Every line of the entries with the word "this" in it should be shown.

•••

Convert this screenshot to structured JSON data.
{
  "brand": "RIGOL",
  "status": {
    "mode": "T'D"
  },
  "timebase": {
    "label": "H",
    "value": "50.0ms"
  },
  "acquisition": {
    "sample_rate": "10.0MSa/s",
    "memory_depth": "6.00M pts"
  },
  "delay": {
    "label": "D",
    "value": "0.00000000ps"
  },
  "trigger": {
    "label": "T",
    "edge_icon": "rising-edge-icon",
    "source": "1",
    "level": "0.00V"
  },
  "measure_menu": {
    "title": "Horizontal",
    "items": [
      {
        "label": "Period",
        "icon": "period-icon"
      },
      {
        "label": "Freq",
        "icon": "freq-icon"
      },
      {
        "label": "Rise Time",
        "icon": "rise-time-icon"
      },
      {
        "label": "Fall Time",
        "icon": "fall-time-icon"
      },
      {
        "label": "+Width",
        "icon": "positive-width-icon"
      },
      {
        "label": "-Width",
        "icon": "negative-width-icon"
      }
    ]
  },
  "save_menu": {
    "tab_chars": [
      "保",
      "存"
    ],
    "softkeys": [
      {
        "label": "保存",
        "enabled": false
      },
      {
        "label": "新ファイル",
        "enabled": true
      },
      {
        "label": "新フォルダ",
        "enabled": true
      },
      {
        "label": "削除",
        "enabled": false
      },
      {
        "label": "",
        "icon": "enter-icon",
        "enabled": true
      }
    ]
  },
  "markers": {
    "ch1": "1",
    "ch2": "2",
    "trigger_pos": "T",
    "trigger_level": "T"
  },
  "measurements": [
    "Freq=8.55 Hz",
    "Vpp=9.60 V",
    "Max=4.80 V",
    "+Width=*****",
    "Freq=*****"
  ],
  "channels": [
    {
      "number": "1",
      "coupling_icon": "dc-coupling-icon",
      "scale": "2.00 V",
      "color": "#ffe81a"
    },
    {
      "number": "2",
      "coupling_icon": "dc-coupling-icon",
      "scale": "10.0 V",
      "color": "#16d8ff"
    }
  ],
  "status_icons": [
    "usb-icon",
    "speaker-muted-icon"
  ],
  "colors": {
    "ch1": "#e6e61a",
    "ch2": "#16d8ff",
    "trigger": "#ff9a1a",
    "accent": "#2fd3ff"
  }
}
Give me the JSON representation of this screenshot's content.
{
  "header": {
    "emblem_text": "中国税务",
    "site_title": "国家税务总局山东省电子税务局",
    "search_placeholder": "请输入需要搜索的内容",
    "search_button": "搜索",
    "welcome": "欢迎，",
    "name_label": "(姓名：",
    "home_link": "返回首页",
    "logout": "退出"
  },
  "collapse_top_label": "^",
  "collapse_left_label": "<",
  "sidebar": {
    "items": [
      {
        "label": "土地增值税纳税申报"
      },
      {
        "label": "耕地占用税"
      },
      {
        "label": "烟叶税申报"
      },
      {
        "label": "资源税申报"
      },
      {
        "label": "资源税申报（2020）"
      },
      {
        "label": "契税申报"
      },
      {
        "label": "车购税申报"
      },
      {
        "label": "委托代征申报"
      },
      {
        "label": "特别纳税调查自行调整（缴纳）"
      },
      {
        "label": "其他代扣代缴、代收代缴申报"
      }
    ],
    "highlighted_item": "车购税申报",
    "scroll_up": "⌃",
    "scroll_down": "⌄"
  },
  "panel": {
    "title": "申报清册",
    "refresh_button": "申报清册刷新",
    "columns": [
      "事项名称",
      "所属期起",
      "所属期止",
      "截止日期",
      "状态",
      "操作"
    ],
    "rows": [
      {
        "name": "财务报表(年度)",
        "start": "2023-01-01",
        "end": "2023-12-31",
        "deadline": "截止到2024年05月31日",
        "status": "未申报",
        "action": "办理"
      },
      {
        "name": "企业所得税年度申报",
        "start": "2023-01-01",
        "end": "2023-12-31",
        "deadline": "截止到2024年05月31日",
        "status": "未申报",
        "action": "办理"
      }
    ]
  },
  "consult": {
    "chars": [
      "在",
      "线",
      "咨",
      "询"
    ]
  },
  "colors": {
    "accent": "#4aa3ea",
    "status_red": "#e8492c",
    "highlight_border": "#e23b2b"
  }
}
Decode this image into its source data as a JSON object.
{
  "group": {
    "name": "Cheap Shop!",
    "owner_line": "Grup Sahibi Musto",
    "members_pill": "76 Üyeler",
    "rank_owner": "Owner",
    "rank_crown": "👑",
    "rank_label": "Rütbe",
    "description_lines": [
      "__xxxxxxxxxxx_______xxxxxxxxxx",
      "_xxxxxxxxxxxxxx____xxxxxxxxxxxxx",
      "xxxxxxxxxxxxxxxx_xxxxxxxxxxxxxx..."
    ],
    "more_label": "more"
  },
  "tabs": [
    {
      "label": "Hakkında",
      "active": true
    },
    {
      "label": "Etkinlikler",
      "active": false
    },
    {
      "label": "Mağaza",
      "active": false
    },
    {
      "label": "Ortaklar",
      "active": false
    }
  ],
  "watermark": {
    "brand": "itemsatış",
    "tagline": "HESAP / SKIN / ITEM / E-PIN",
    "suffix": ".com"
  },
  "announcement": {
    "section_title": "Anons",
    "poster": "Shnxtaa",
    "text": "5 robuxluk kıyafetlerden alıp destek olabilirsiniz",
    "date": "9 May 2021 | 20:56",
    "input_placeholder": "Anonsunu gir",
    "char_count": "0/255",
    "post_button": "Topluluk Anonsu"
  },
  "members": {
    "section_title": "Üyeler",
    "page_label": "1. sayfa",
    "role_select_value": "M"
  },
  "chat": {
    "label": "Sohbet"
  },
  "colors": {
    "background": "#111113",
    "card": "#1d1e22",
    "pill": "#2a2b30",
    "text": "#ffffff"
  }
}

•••

▸ Answer space
Convert this screenshot to structured JSON data.
Give me the JSON representation of this screenshot's content.
Decode this image into its source data as a JSON object.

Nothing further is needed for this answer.